Sodas with caffeine, coffee, tea, garlic and onions are often associated with GERD and heartburn, causing the acidic contents in the stomach to reflux, or flow backwards, into the esophagus, producing burning sensations and painful irritation of the lining, states WebMD. Smoking has the same relaxant effect on the esophageal sphincter muscle.

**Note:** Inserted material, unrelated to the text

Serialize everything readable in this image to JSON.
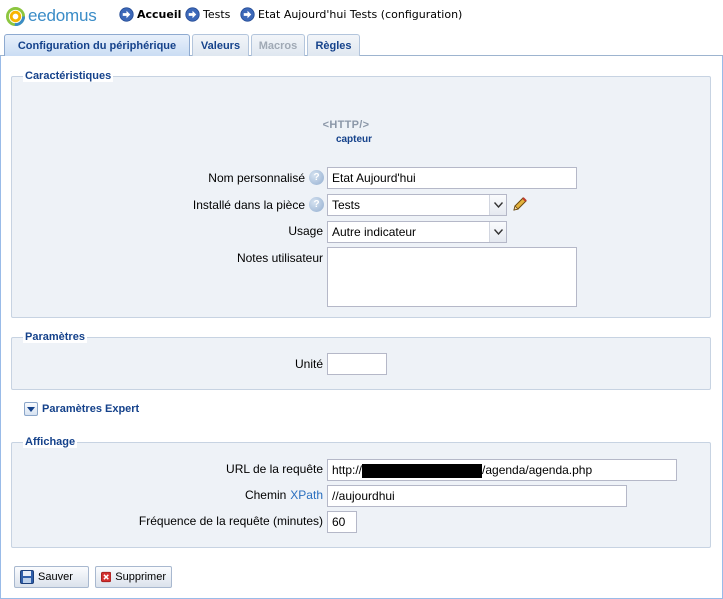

Overweight individuals can help reduce GERD symptoms by losing weight, explains Mayo Clinic. Extra weight causes the stomach and its acids to rise up closer to the esophagus. In a similar way, tight-fitting clothing in the abdominal region changes the natural position of the stomach. Eating smaller amounts of food at each sitting and sitting upright when doing so are recommended GERD prevention methods. Putting blocks under the feet of the bed to elevate the head by at least 6 inches helps to reduce GERD attacks at night, as does refraining from eating within three hours of bedtime.